Mr. Cohen has told the Southern District prosecutors that he arranged the hush money to the two women at the direction of Mr. Trump. In the filing on Friday, the Southern District prosecutors put the weight of their office behind Mr. Cohen's admission, saying that "with respect to both payments, he acted in coordination with and at the direction of" Mr. Trump. [...]

Mr. Cohen also pleaded guilty to "causing" an illegal corporate donation to Mr. Trump when he urged American Media Inc., which publishes The National Enquirer, to buy the rights to a former Playboy model's story of an affair with Mr. Trump. The deal effectively silenced the model, Karen McDougal, for the remainder of the campaign.

Mr. Cohen has also told the Southern District that Mr. Weisselberg, who is one of Mr. Trump's longtime loyalists, was involved in discussions about how to pay Ms. Daniels, according to a person briefed on the matter. Mr. Cohen linked him to the deal with American Media as well.

During the campaign, Mr. Cohen recorded a conversation he had with Mr. Trump about buying the rights to negative information American Media had collected on Mr. Trump. Mr. Cohen told Mr. Trump, who did not know he was being recorded, that "I've spoken to Allen Weisselberg about how to set the whole thing up." The deal was signed by American Media and Mr. Cohen, according to court papers. But a person familiar with the arrangement said that Mr. Trump balked at reimbursing America Media, as had been agreed to, and the media company was never reimbursed in relation to Ms. McDougal.

But after the campaign, Mr. Weisselberg handled reimbursing Mr. Cohen for the payment to Ms. Daniels, according to people briefed on the matter. In early 2017, Mr. Cohen sought to recoup the $130,000 he paid out of his own pocket to Ms. Daniels as well as $50,000 he spent on a technology company in connection with the campaign, prosecutors have said.

Not only did the Trump Organization repay those expenses, but it agreed to pay taxes Mr. Cohen might have incurred on the reimbursements.
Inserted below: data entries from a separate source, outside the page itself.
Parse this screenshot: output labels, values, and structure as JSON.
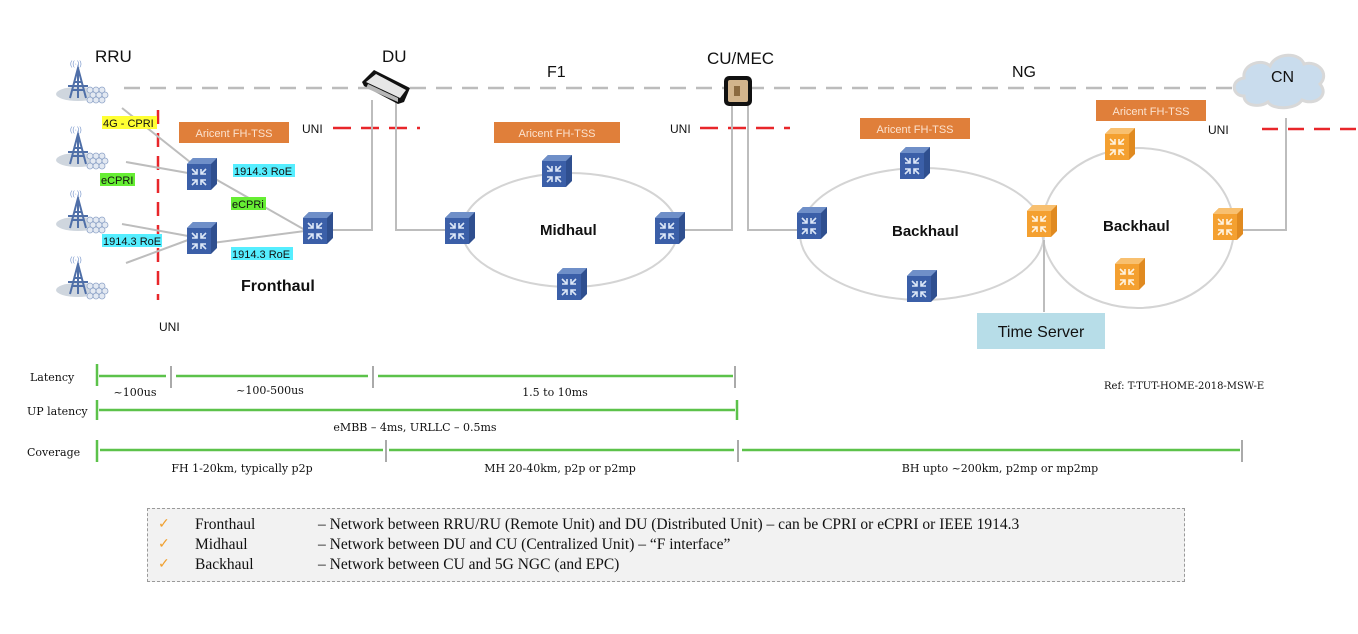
{
  "nodes": {
    "rru_label": "RRU",
    "du_label": "DU",
    "cu_label": "CU/MEC",
    "cn_label": "CN",
    "time_server_label": "Time Server"
  },
  "interfaces": {
    "f1_label": "F1",
    "ng_label": "NG",
    "uni_label": "UNI"
  },
  "link_tags": [
    {
      "text": "4G - CPRI",
      "color": "#ffff33"
    },
    {
      "text": "eCPRI",
      "color": "#66ee33"
    },
    {
      "text": "1914.3 RoE",
      "color": "#55eeff"
    },
    {
      "text": "1914.3 RoE",
      "color": "#55eeff"
    },
    {
      "text": "eCPRi",
      "color": "#66ee33"
    },
    {
      "text": "1914.3 RoE",
      "color": "#55eeff"
    }
  ],
  "tss_label": "Aricent FH-TSS",
  "segments": {
    "fronthaul": "Fronthaul",
    "midhaul": "Midhaul",
    "backhaul_1": "Backhaul",
    "backhaul_2": "Backhaul"
  },
  "metrics": {
    "latency_label": "Latency",
    "up_latency_label": "UP latency",
    "coverage_label": "Coverage",
    "latency_values": [
      "~100us",
      "~100-500us",
      "1.5 to 10ms"
    ],
    "up_latency_value": "eMBB – 4ms, URLLC – 0.5ms",
    "coverage_values": [
      "FH 1-20km, typically p2p",
      "MH 20-40km, p2p or p2mp",
      "BH  upto ~200km, p2mp or mp2mp"
    ],
    "reference": "Ref: T-TUT-HOME-2018-MSW-E"
  },
  "legend": [
    {
      "check": "✓",
      "term": "Fronthaul",
      "desc": "– Network between RRU/RU (Remote Unit) and DU (Distributed Unit) – can be CPRI or eCPRI or IEEE 1914.3"
    },
    {
      "check": "✓",
      "term": "Midhaul",
      "desc": "– Network between DU and CU (Centralized Unit) – “F interface”"
    },
    {
      "check": "✓",
      "term": "Backhaul",
      "desc": "– Network between CU and 5G NGC (and EPC)"
    }
  ],
  "colors": {
    "tss_orange": "#e07f3a",
    "switch_blue": "#3b5fa8",
    "switch_orange": "#f4a030",
    "uni_red": "#e8262a",
    "arrow_green": "#5cc24a",
    "time_server_bg": "#b7dde8"
  }
}
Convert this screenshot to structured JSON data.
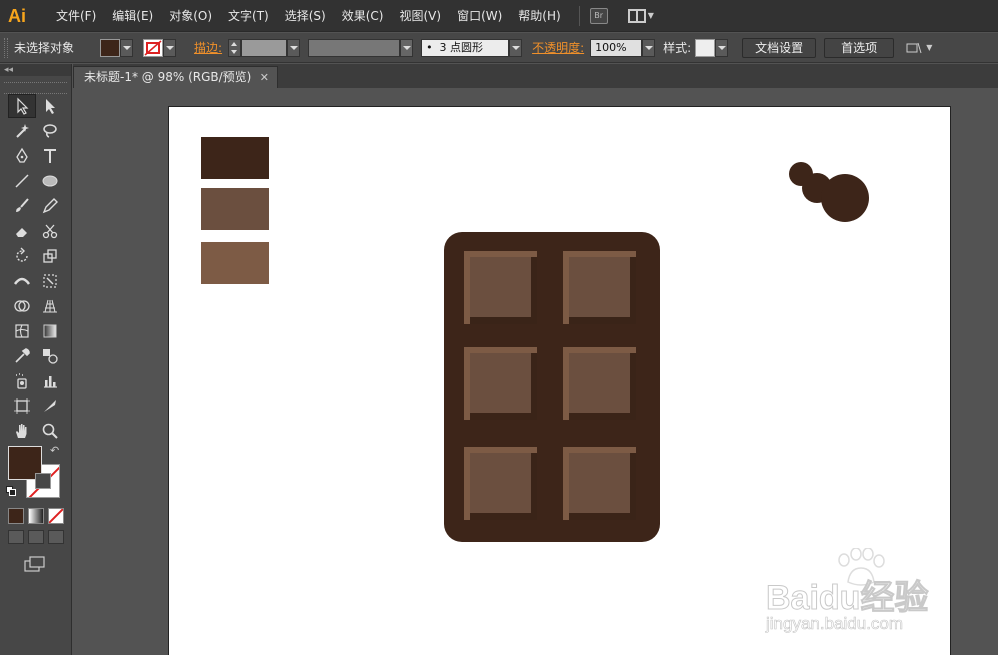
{
  "menubar": {
    "app_logo": "Ai",
    "items": [
      "文件(F)",
      "编辑(E)",
      "对象(O)",
      "文字(T)",
      "选择(S)",
      "效果(C)",
      "视图(V)",
      "窗口(W)",
      "帮助(H)"
    ],
    "bridge_label": "Br"
  },
  "controlbar": {
    "selection_label": "未选择对象",
    "stroke_label": "描边:",
    "brush_value": "3 点圆形",
    "opacity_label": "不透明度:",
    "opacity_value": "100%",
    "style_label": "样式:",
    "doc_setup_button": "文档设置",
    "preferences_button": "首选项",
    "fill_color": "#3d2519"
  },
  "tools_panel": {
    "collapse": "◂◂"
  },
  "document": {
    "tab_title": "未标题-1* @ 98% (RGB/预览)",
    "close": "✕"
  },
  "artwork": {
    "swatches": [
      "#3d2519",
      "#6b4f3f",
      "#7d5b45"
    ],
    "chocolate_bar_color": "#3d2519",
    "chocolate_piece_color": "#6b4f3f",
    "chocolate_highlight_color": "#7d5b45",
    "bubble_color": "#3d2519"
  },
  "watermark": {
    "brand": "Baidu经验",
    "url": "jingyan.baidu.com"
  }
}
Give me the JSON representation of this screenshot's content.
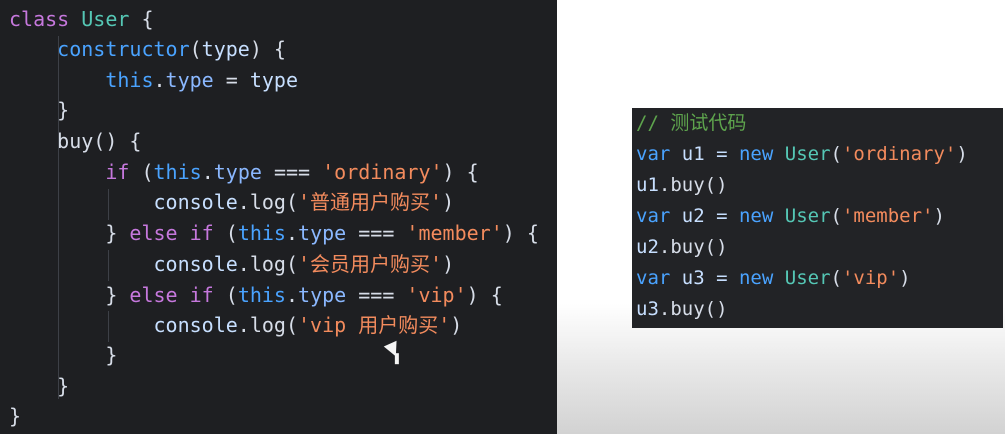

This decision to "gross up" Mr. Cohen went against the Trump Organization's typical reimbursement practices, people briefed on the matter said.

Posted by orrinj at 12:00 AM


Nick Ayers, Aide to Pence, Declines Offer to Be Trump's Chief of Staff (Maggie Haberman, Dec. 9, 2018, NY Times)

The decision leaves Mr. Trump to contend with fresh uncertainty as he enters the 2020 campaign amid growing danger from the Russia investigation and from Democrats who have vowed tougher oversight, and could even pursue impeachment, after they take over the House next month. [...]

[T]wo people close to Mr. Trump said that a news release announcing Mr. Ayers's appointment had been drafted, and that the president had wanted to announce it as soon as possible.

December 9, 2018

Posted by orrinj at 3:56 PM


Posted by orrinj at 3:39 PM



"It certainly looks like they are the kind of offenses that would call for impeachment hearings into the conduct of the president of the United States," Bernstein told host Brian Stelter. "There's something much more important than just impeachment going on, and that is the fact that Donald Trump for the first time in his life is cornered," he said.

The journalist pointed out that the former businessman "always could bully his way out of a corner" when he was managing his private company. "He always could buy his way out, cheat his way out. He is boxed in by Mueller, and the people around him know that he is," Bernstein pointed out.

December 2018
Sun Mon Tue Wed Thu Fri Sat
2 3 4 5 6 7 8
9 10 11 12 13 14 15
16 17 18 19 20 21 22
23 24 25 26 27 28 29
30 31